§ **Supplied material**:

_ _ _ _

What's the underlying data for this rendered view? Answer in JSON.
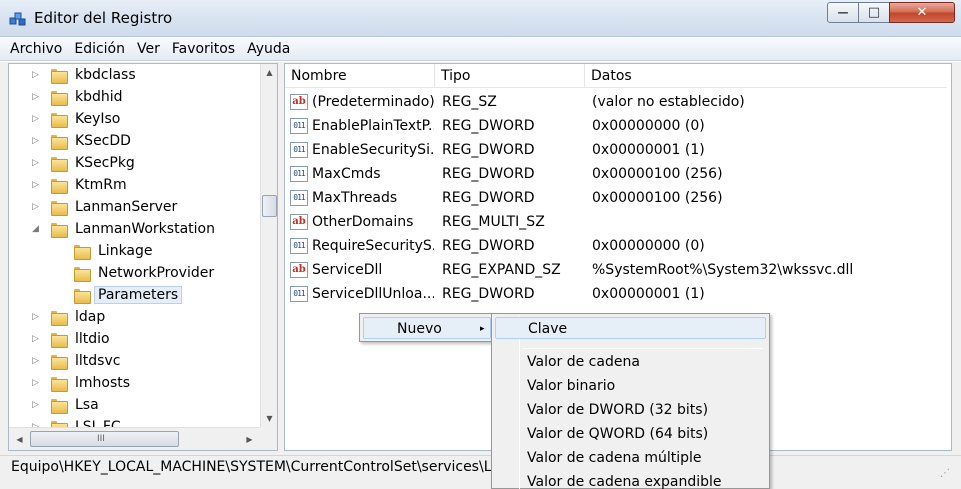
{
  "window": {
    "title": "Editor del Registro",
    "min_symbol": "—",
    "max_symbol": "□",
    "close_symbol": "✕"
  },
  "menu": [
    "Archivo",
    "Edición",
    "Ver",
    "Favoritos",
    "Ayuda"
  ],
  "tree": {
    "items": [
      {
        "label": "kbdclass",
        "arrow": "▷"
      },
      {
        "label": "kbdhid",
        "arrow": "▷"
      },
      {
        "label": "KeyIso",
        "arrow": "▷"
      },
      {
        "label": "KSecDD",
        "arrow": "▷"
      },
      {
        "label": "KSecPkg",
        "arrow": "▷"
      },
      {
        "label": "KtmRm",
        "arrow": "▷"
      },
      {
        "label": "LanmanServer",
        "arrow": "▷"
      },
      {
        "label": "LanmanWorkstation",
        "arrow": "◢"
      },
      {
        "label": "Linkage",
        "arrow": ""
      },
      {
        "label": "NetworkProvider",
        "arrow": ""
      },
      {
        "label": "Parameters",
        "arrow": "",
        "selected": true
      },
      {
        "label": "ldap",
        "arrow": "▷"
      },
      {
        "label": "lltdio",
        "arrow": "▷"
      },
      {
        "label": "lltdsvc",
        "arrow": "▷"
      },
      {
        "label": "lmhosts",
        "arrow": "▷"
      },
      {
        "label": "Lsa",
        "arrow": "▷"
      },
      {
        "label": "LSI_FC",
        "arrow": "▷"
      }
    ],
    "hscroll_grip": "III"
  },
  "list": {
    "headers": {
      "name": "Nombre",
      "type": "Tipo",
      "data": "Datos"
    },
    "rows": [
      {
        "icon": "string-value-icon",
        "glyph": "ab",
        "name": "(Predeterminado)",
        "type": "REG_SZ",
        "data": "(valor no establecido)"
      },
      {
        "icon": "binary-value-icon",
        "glyph": "011",
        "name": "EnablePlainTextP...",
        "type": "REG_DWORD",
        "data": "0x00000000 (0)"
      },
      {
        "icon": "binary-value-icon",
        "glyph": "011",
        "name": "EnableSecuritySi...",
        "type": "REG_DWORD",
        "data": "0x00000001 (1)"
      },
      {
        "icon": "binary-value-icon",
        "glyph": "011",
        "name": "MaxCmds",
        "type": "REG_DWORD",
        "data": "0x00000100 (256)"
      },
      {
        "icon": "binary-value-icon",
        "glyph": "011",
        "name": "MaxThreads",
        "type": "REG_DWORD",
        "data": "0x00000100 (256)"
      },
      {
        "icon": "string-value-icon",
        "glyph": "ab",
        "name": "OtherDomains",
        "type": "REG_MULTI_SZ",
        "data": ""
      },
      {
        "icon": "binary-value-icon",
        "glyph": "011",
        "name": "RequireSecurityS...",
        "type": "REG_DWORD",
        "data": "0x00000000 (0)"
      },
      {
        "icon": "string-value-icon",
        "glyph": "ab",
        "name": "ServiceDll",
        "type": "REG_EXPAND_SZ",
        "data": "%SystemRoot%\\System32\\wkssvc.dll"
      },
      {
        "icon": "binary-value-icon",
        "glyph": "011",
        "name": "ServiceDllUnloa...",
        "type": "REG_DWORD",
        "data": "0x00000001 (1)"
      }
    ]
  },
  "context_menu": {
    "nuevo": {
      "label": "Nuevo",
      "arrow": "▸"
    },
    "submenu": [
      "Clave",
      "Valor de cadena",
      "Valor binario",
      "Valor de DWORD (32 bits)",
      "Valor de QWORD (64 bits)",
      "Valor de cadena múltiple",
      "Valor de cadena expandible"
    ]
  },
  "status": {
    "path": "Equipo\\HKEY_LOCAL_MACHINE\\SYSTEM\\CurrentControlSet\\services\\Lan"
  }
}
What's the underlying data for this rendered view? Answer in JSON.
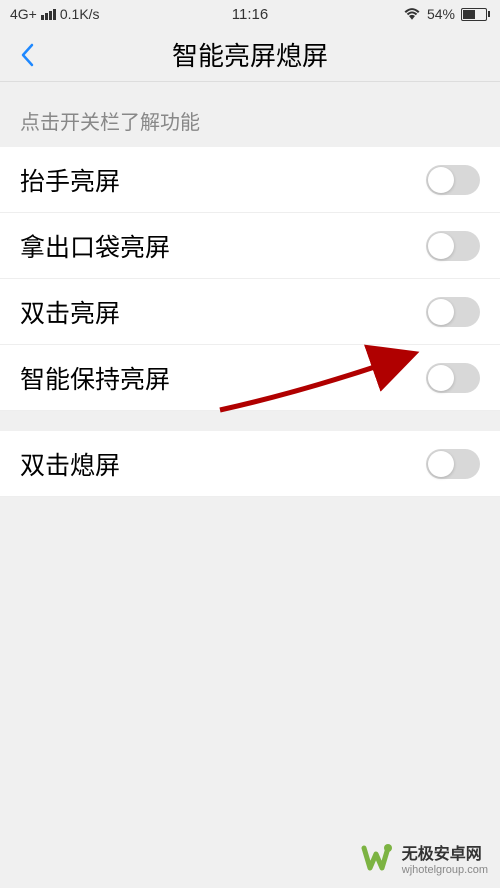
{
  "status_bar": {
    "network": "4G+",
    "speed": "0.1K/s",
    "time": "11:16",
    "battery_percent": "54%"
  },
  "header": {
    "title": "智能亮屏熄屏"
  },
  "section_header": "点击开关栏了解功能",
  "settings": [
    {
      "label": "抬手亮屏",
      "enabled": false
    },
    {
      "label": "拿出口袋亮屏",
      "enabled": false
    },
    {
      "label": "双击亮屏",
      "enabled": false
    },
    {
      "label": "智能保持亮屏",
      "enabled": false
    }
  ],
  "settings2": [
    {
      "label": "双击熄屏",
      "enabled": false
    }
  ],
  "watermark": {
    "title": "无极安卓网",
    "url": "wjhotelgroup.com"
  }
}
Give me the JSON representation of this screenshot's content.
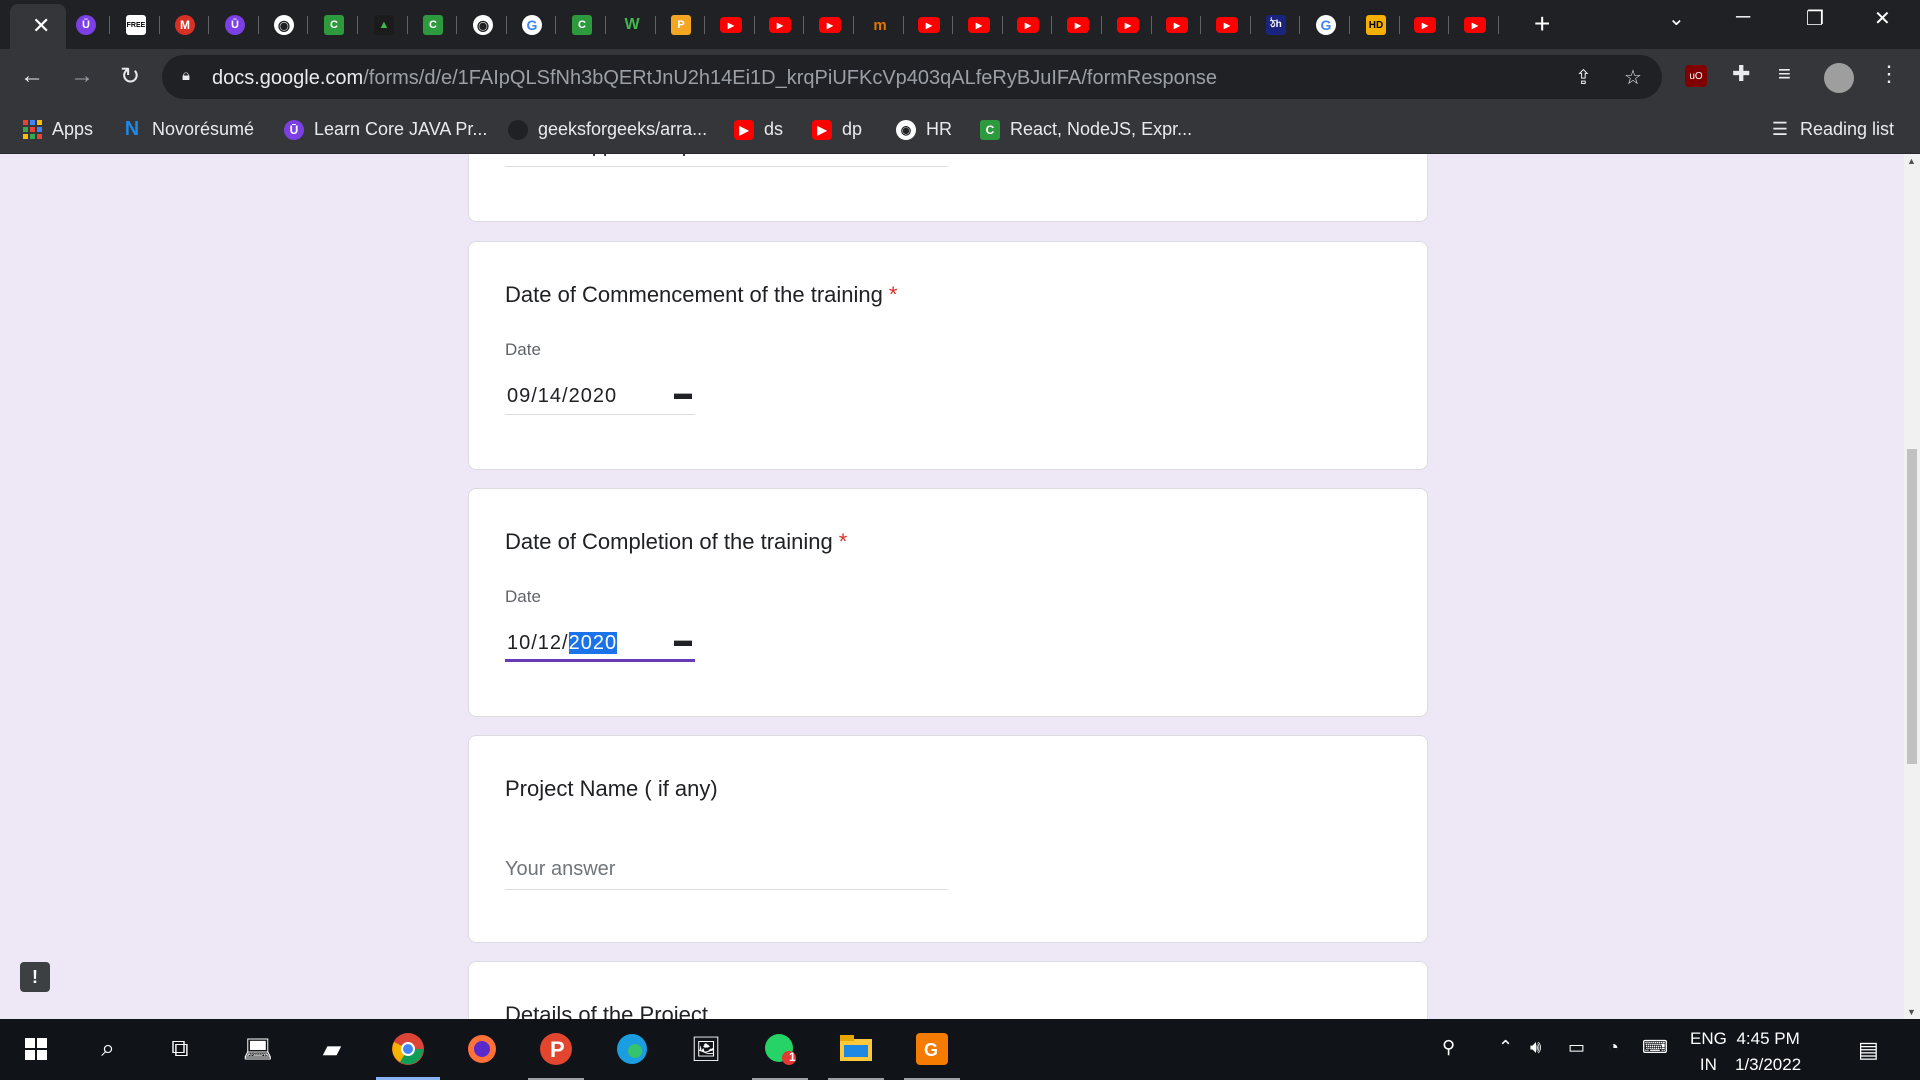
{
  "browser": {
    "url_host": "docs.google.com",
    "url_path": "/forms/d/e/1FAIpQLSfNh3bQERtJnU2h14Ei1D_krqPiUFKcVp403qALfeRyBJuIFA/formResponse",
    "tab_close_glyph": "✕",
    "new_tab_glyph": "+"
  },
  "tabs": [
    {
      "icon": "purple-u-icon",
      "text": "Ū"
    },
    {
      "icon": "free-icon",
      "text": "FREE"
    },
    {
      "icon": "gmail-icon",
      "text": "M"
    },
    {
      "icon": "purple-u-icon",
      "text": "Ū"
    },
    {
      "icon": "globe-icon",
      "text": "◉"
    },
    {
      "icon": "green-c-icon",
      "text": "C"
    },
    {
      "icon": "dark-site-icon",
      "text": "▲"
    },
    {
      "icon": "green-c-icon",
      "text": "C"
    },
    {
      "icon": "globe-icon",
      "text": "◉"
    },
    {
      "icon": "google-icon",
      "text": "G"
    },
    {
      "icon": "green-c-icon",
      "text": "C"
    },
    {
      "icon": "w-icon",
      "text": "W"
    },
    {
      "icon": "orange-p-icon",
      "text": "P"
    },
    {
      "icon": "youtube-icon",
      "text": "▶"
    },
    {
      "icon": "youtube-icon",
      "text": "▶"
    },
    {
      "icon": "youtube-icon",
      "text": "▶"
    },
    {
      "icon": "mm-icon",
      "text": "m"
    },
    {
      "icon": "youtube-icon",
      "text": "▶"
    },
    {
      "icon": "youtube-icon",
      "text": "▶"
    },
    {
      "icon": "youtube-icon",
      "text": "▶"
    },
    {
      "icon": "youtube-icon",
      "text": "▶"
    },
    {
      "icon": "youtube-icon",
      "text": "▶"
    },
    {
      "icon": "youtube-icon",
      "text": "▶"
    },
    {
      "icon": "youtube-icon",
      "text": "▶"
    },
    {
      "icon": "navy-site-icon",
      "text": "ঠh"
    },
    {
      "icon": "google-icon",
      "text": "G"
    },
    {
      "icon": "hd-icon",
      "text": "HD"
    },
    {
      "icon": "youtube-icon",
      "text": "▶"
    },
    {
      "icon": "youtube-icon",
      "text": "▶"
    }
  ],
  "bookmarks": [
    {
      "label": "Apps",
      "icon": "apps-grid-icon"
    },
    {
      "label": "Novorésumé",
      "icon": "novoresume-icon"
    },
    {
      "label": "Learn Core JAVA Pr...",
      "icon": "purple-u-icon"
    },
    {
      "label": "geeksforgeeks/arra...",
      "icon": "github-icon"
    },
    {
      "label": "ds",
      "icon": "youtube-icon"
    },
    {
      "label": "dp",
      "icon": "youtube-icon"
    },
    {
      "label": "HR",
      "icon": "globe-icon"
    },
    {
      "label": "React, NodeJS, Expr...",
      "icon": "green-c-icon"
    }
  ],
  "reading_list": "Reading list",
  "form": {
    "prev_card_answer": "Android App Development",
    "commencement": {
      "title": "Date of Commencement of the training",
      "required": "*",
      "label": "Date",
      "value": "09/14/2020"
    },
    "completion": {
      "title": "Date of Completion of the training",
      "required": "*",
      "label": "Date",
      "value_prefix": "10/12/",
      "value_selected": "2020"
    },
    "project_name": {
      "title": "Project Name ( if any)",
      "placeholder": "Your answer"
    },
    "next_card_title": "Details of the Project"
  },
  "feedback_glyph": "!",
  "taskbar": {
    "lang_line1": "ENG",
    "lang_line2": "IN",
    "time": "4:45 PM",
    "date": "1/3/2022",
    "whatsapp_badge": "1"
  }
}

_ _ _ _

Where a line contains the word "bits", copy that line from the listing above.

      "Valor de DWORD (32 bits)",
      "Valor de QWORD (64 bits)",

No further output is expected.